▶ _What is required_
Output the records that follow exactly as they are written.

== Data for processing

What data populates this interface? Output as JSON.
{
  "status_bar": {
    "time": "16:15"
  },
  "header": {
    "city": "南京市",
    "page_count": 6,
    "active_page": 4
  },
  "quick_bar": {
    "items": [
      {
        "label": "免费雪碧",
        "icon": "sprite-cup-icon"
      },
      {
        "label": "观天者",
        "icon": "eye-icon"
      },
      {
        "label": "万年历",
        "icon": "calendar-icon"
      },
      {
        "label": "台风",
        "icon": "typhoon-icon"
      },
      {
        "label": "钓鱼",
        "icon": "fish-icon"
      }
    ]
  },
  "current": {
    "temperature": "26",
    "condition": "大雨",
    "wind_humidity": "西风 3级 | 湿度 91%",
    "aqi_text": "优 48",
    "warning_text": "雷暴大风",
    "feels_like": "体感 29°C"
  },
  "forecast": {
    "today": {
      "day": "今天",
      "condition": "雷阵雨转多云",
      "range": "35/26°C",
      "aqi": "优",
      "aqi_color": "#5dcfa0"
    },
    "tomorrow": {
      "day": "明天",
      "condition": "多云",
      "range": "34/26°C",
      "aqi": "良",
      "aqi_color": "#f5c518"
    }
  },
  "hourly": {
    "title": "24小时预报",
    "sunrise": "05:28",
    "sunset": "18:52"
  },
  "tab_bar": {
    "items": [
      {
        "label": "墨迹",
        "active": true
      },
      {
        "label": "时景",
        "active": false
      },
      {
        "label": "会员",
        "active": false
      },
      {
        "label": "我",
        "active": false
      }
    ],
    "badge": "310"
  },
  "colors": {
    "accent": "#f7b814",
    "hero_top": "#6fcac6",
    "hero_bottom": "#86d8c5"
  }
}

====

▶ _Written response_
What data populates this interface? Output as JSON.
{
  "status_bar": {
    "time": "16:15"
  },
  "header": {
    "city": "南京市",
    "page_count": 6,
    "active_page": 4
  },
  "quick_bar": {
    "items": [
      {
        "label": "免费雪碧",
        "icon": "sprite-cup-icon"
      },
      {
        "label": "观天者",
        "icon": "eye-icon"
      },
      {
        "label": "万年历",
        "icon": "calendar-icon"
      },
      {
        "label": "台风",
        "icon": "typhoon-icon"
      },
      {
        "label": "钓鱼",
        "icon": "fish-icon"
      }
    ]
  },
  "current": {
    "temperature": "26",
    "condition": "大雨",
    "wind_humidity": "西风 3级 | 湿度 91%",
    "aqi_text": "优 48",
    "warning_text": "雷暴大风",
    "feels_like": "体感 29°C"
  },
  "forecast": {
    "today": {
      "day": "今天",
      "condition": "雷阵雨转多云",
      "range": "35/26°C",
      "aqi": "优",
      "aqi_color": "#5dcfa0"
    },
    "tomorrow": {
      "day": "明天",
      "condition": "多云",
      "range": "34/26°C",
      "aqi": "良",
      "aqi_color": "#f5c518"
    }
  },
  "hourly": {
    "title": "24小时预报",
    "sunrise": "05:28",
    "sunset": "18:52"
  },
  "tab_bar": {
    "items": [
      {
        "label": "墨迹",
        "active": true
      },
      {
        "label": "时景",
        "active": false
      },
      {
        "label": "会员",
        "active": false
      },
      {
        "label": "我",
        "active": false
      }
    ],
    "badge": "310"
  },
  "colors": {
    "accent": "#f7b814",
    "hero_top": "#6fcac6",
    "hero_bottom": "#86d8c5"
  }
}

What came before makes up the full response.